* _The task_
Reproduce every entry exactly.

(Data extracted from a collection)
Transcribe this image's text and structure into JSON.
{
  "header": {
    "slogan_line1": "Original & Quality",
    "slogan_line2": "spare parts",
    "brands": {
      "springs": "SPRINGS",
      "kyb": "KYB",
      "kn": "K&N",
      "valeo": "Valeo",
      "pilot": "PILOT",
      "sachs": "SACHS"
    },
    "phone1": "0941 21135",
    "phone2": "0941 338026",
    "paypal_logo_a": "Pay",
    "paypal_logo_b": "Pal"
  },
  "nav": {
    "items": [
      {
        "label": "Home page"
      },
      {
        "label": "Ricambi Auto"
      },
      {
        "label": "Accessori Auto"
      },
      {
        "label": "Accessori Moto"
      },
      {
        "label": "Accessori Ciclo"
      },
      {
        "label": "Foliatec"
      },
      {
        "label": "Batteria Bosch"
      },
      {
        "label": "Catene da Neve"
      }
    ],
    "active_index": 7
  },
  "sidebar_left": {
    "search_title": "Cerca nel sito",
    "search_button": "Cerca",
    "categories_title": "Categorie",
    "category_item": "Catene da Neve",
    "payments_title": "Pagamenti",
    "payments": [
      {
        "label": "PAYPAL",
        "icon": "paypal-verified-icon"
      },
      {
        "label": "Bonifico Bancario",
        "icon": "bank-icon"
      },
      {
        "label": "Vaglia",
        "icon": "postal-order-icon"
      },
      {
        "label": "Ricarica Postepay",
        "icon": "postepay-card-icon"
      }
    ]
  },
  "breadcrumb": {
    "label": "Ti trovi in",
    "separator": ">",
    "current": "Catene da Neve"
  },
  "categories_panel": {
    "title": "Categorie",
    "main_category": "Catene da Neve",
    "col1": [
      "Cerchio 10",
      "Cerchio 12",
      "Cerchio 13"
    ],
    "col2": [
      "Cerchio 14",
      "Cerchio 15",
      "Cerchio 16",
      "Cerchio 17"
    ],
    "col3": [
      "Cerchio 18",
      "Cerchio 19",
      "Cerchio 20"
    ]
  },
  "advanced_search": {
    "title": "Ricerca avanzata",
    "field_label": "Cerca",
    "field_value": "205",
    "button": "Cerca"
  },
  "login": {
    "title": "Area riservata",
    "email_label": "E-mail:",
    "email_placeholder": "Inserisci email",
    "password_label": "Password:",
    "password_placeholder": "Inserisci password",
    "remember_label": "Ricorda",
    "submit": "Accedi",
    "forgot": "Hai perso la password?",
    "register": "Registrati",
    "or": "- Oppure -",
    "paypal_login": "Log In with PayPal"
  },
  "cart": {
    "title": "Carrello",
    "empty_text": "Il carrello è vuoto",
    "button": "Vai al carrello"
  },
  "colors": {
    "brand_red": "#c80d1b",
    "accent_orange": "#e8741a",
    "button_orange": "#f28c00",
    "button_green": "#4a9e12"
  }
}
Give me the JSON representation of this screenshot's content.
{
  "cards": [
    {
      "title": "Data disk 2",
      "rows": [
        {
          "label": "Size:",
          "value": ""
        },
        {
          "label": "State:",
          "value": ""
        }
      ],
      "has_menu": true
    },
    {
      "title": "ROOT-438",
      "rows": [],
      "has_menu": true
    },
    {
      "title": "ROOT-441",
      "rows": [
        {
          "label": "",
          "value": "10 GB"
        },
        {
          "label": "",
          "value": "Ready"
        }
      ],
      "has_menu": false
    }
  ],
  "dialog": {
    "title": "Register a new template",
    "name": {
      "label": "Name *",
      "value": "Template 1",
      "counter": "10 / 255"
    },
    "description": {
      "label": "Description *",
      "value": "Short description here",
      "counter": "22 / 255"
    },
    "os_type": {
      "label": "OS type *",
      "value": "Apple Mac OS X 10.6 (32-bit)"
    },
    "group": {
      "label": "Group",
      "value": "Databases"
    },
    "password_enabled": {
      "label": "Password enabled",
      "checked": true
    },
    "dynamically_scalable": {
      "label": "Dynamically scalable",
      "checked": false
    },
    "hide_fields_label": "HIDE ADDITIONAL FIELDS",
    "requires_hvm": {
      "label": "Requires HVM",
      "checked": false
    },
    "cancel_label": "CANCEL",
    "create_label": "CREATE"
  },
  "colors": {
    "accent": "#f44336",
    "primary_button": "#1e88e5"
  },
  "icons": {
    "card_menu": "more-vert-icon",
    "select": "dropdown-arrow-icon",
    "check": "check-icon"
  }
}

* _Answer to this task_
Transcribe this image's text and structure into JSON.
{
  "header": {
    "slogan_line1": "Original & Quality",
    "slogan_line2": "spare parts",
    "brands": {
      "springs": "SPRINGS",
      "kyb": "KYB",
      "kn": "K&N",
      "valeo": "Valeo",
      "pilot": "PILOT",
      "sachs": "SACHS"
    },
    "phone1": "0941 21135",
    "phone2": "0941 338026",
    "paypal_logo_a": "Pay",
    "paypal_logo_b": "Pal"
  },
  "nav": {
    "items": [
      {
        "label": "Home page"
      },
      {
        "label": "Ricambi Auto"
      },
      {
        "label": "Accessori Auto"
      },
      {
        "label": "Accessori Moto"
      },
      {
        "label": "Accessori Ciclo"
      },
      {
        "label": "Foliatec"
      },
      {
        "label": "Batteria Bosch"
      },
      {
        "label": "Catene da Neve"
      }
    ],
    "active_index": 7
  },
  "sidebar_left": {
    "search_title": "Cerca nel sito",
    "search_button": "Cerca",
    "categories_title": "Categorie",
    "category_item": "Catene da Neve",
    "payments_title": "Pagamenti",
    "payments": [
      {
        "label": "PAYPAL",
        "icon": "paypal-verified-icon"
      },
      {
        "label": "Bonifico Bancario",
        "icon": "bank-icon"
      },
      {
        "label": "Vaglia",
        "icon": "postal-order-icon"
      },
      {
        "label": "Ricarica Postepay",
        "icon": "postepay-card-icon"
      }
    ]
  },
  "breadcrumb": {
    "label": "Ti trovi in",
    "separator": ">",
    "current": "Catene da Neve"
  },
  "categories_panel": {
    "title": "Categorie",
    "main_category": "Catene da Neve",
    "col1": [
      "Cerchio 10",
      "Cerchio 12",
      "Cerchio 13"
    ],
    "col2": [
      "Cerchio 14",
      "Cerchio 15",
      "Cerchio 16",
      "Cerchio 17"
    ],
    "col3": [
      "Cerchio 18",
      "Cerchio 19",
      "Cerchio 20"
    ]
  },
  "advanced_search": {
    "title": "Ricerca avanzata",
    "field_label": "Cerca",
    "field_value": "205",
    "button": "Cerca"
  },
  "login": {
    "title": "Area riservata",
    "email_label": "E-mail:",
    "email_placeholder": "Inserisci email",
    "password_label": "Password:",
    "password_placeholder": "Inserisci password",
    "remember_label": "Ricorda",
    "submit": "Accedi",
    "forgot": "Hai perso la password?",
    "register": "Registrati",
    "or": "- Oppure -",
    "paypal_login": "Log In with PayPal"
  },
  "cart": {
    "title": "Carrello",
    "empty_text": "Il carrello è vuoto",
    "button": "Vai al carrello"
  },
  "colors": {
    "brand_red": "#c80d1b",
    "accent_orange": "#e8741a",
    "button_orange": "#f28c00",
    "button_green": "#4a9e12"
  }
}
Give me the JSON representation of this screenshot's content.
{
  "cards": [
    {
      "title": "Data disk 2",
      "rows": [
        {
          "label": "Size:",
          "value": ""
        },
        {
          "label": "State:",
          "value": ""
        }
      ],
      "has_menu": true
    },
    {
      "title": "ROOT-438",
      "rows": [],
      "has_menu": true
    },
    {
      "title": "ROOT-441",
      "rows": [
        {
          "label": "",
          "value": "10 GB"
        },
        {
          "label": "",
          "value": "Ready"
        }
      ],
      "has_menu": false
    }
  ],
  "dialog": {
    "title": "Register a new template",
    "name": {
      "label": "Name *",
      "value": "Template 1",
      "counter": "10 / 255"
    },
    "description": {
      "label": "Description *",
      "value": "Short description here",
      "counter": "22 / 255"
    },
    "os_type": {
      "label": "OS type *",
      "value": "Apple Mac OS X 10.6 (32-bit)"
    },
    "group": {
      "label": "Group",
      "value": "Databases"
    },
    "password_enabled": {
      "label": "Password enabled",
      "checked": true
    },
    "dynamically_scalable": {
      "label": "Dynamically scalable",
      "checked": false
    },
    "hide_fields_label": "HIDE ADDITIONAL FIELDS",
    "requires_hvm": {
      "label": "Requires HVM",
      "checked": false
    },
    "cancel_label": "CANCEL",
    "create_label": "CREATE"
  },
  "colors": {
    "accent": "#f44336",
    "primary_button": "#1e88e5"
  },
  "icons": {
    "card_menu": "more-vert-icon",
    "select": "dropdown-arrow-icon",
    "check": "check-icon"
  }
}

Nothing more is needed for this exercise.